you celebrated the preseason?

*The following is an excerpt from the book Brands Win Championships*

Football and basketball are year-round sports for most of the country, which means you can get fans involved in these particular programs outside of the traditional in-season months. Midnight Madness in basketball provides an event outside of the season in which fans want to be involved. Make it an experience, if not for the product on the court then for the families attending. Make it something families look forward to every year. Give people a reason to attend outside of the desire to see next year’s team.

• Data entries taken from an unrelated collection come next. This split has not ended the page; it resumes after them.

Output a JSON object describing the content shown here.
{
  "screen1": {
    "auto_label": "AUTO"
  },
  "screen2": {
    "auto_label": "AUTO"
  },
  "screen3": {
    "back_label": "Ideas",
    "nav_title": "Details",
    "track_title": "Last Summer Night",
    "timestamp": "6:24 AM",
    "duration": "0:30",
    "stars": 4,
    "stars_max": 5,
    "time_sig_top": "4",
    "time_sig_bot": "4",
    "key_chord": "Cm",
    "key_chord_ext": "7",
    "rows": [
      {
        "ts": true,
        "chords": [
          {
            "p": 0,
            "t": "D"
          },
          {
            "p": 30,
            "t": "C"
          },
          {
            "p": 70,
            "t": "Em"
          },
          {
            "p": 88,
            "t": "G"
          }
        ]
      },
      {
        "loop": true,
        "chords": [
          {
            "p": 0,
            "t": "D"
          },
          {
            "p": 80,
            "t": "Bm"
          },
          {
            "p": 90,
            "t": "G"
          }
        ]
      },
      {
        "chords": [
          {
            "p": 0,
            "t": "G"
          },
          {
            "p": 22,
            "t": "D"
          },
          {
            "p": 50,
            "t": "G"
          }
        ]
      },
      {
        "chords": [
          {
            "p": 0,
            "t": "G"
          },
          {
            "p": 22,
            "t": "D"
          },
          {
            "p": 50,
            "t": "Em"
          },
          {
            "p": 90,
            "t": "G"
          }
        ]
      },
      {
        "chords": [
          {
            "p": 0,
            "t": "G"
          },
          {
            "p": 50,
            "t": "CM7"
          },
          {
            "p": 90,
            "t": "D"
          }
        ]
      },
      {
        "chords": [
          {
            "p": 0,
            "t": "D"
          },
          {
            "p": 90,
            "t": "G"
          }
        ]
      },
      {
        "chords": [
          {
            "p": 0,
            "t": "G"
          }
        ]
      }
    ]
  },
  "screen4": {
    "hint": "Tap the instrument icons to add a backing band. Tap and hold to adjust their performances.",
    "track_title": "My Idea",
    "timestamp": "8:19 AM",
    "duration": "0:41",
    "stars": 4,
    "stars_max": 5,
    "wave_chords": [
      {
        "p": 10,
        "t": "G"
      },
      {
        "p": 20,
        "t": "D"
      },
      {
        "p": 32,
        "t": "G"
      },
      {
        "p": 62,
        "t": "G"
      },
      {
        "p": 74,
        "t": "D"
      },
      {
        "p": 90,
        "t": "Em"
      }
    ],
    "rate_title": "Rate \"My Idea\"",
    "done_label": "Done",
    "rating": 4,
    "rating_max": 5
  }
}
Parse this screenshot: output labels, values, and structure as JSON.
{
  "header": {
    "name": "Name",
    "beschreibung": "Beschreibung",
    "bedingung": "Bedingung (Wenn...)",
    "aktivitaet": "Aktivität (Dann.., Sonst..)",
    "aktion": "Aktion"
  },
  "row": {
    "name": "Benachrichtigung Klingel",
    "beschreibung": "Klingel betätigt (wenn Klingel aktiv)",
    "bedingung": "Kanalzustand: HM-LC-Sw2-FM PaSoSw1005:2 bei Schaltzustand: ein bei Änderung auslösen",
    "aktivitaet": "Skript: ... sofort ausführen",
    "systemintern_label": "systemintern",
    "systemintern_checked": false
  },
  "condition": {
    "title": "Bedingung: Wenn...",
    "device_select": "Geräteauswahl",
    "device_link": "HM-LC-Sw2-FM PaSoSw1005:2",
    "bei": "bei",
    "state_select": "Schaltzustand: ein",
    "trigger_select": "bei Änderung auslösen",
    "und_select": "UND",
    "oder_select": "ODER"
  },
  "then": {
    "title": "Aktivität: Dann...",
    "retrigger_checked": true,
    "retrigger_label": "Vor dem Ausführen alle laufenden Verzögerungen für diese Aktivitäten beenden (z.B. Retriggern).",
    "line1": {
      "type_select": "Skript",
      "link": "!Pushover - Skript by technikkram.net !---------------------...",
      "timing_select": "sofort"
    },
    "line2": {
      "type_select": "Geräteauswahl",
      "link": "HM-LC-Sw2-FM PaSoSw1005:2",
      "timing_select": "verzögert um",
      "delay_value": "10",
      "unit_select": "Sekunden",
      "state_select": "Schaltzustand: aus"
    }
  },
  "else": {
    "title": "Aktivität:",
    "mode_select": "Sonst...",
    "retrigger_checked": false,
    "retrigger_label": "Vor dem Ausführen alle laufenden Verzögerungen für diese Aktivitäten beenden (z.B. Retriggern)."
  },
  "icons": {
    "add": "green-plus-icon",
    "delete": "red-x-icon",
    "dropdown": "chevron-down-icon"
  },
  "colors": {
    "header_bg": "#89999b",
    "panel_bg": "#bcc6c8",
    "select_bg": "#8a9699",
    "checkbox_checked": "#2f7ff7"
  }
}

The reality is the majority of your fans aren’t hardcore enough to care about a scrimmage featuring next year’s squad; however, if you give them added incentive to attend the event, what happens on the court becomes icing. Think in the same way when it comes to events like spring games in football or recruiting dinners and pep rallies, which cover all sports.

message boards are your allies?

*The following is an excerpt from the book Brands Win Championships*

You’ll never be able to control message boards, as many of them are managed by fans in the form of admins and overrun by bleeding heart subscribers. But, if you can’t beat ’em, join ’em! Message boards can be your best friend. Think of it as free market research. Befriend the admins of the boards you consider to be the most relevant in your community and partner with them. The reason is simple: you’re catering to fans, and fans are the lifeblood of your program. The more you know about them, the more likely you are to keep them happy. Message boards offer you a free focus group and a finger on the pulse of your fan base at any given moment. All you have to do is plug in that URL and start reading.

Consider this. If you’re looking to gauge fan response to a new, unreleased, uniform idea, your friends the forum admins can test the waters for you without giving away the farm. And they’ll do it just in time for you to react and tweak designs.

Similarly, if you have a new brand campaign you’re trying to make headway with among fans, create message board signatures (the banners you often see underneath posts of particular individuals) that the admins can offer up to their community exclusively. In a matter of days, your new campaign will be all over the internet, thanks to your decision to seed the art to your most rabid fan base.

I know this can work because as a die-hard Oregon State University fan and alum, I once volunteered my time with a noteworthy Beaver board and created school-specific signatures for the community. The response was great, and still to this day I see posts that include a signature I designed.

Message boards are your friends, not your foes, as many would assume. These boards are a resource to you. Market research is expensive; message boards are free. Use them.

your stadium restaurants matched your brand?

*The following is an excerpt from the book Brands Win Championships*

If you have the opportunity to affect the names of the restaurants in your stadium and the products they’re selling, use them to tell your story. If your program is all about flash, name the establishments and their products something that elevates that idea. If your program is all about being blue-collar, then keep the names within that theme. Have every fan walking around with lunch pails of food and thermoses for their drinks. Have fun with it! It might sound cheesy, but it works. Remember, it’s an experience for these fans and families attending. Every single opportunity to reinforce your message is crucial. Don’t let even the smallest opportunity slip by without your affecting it.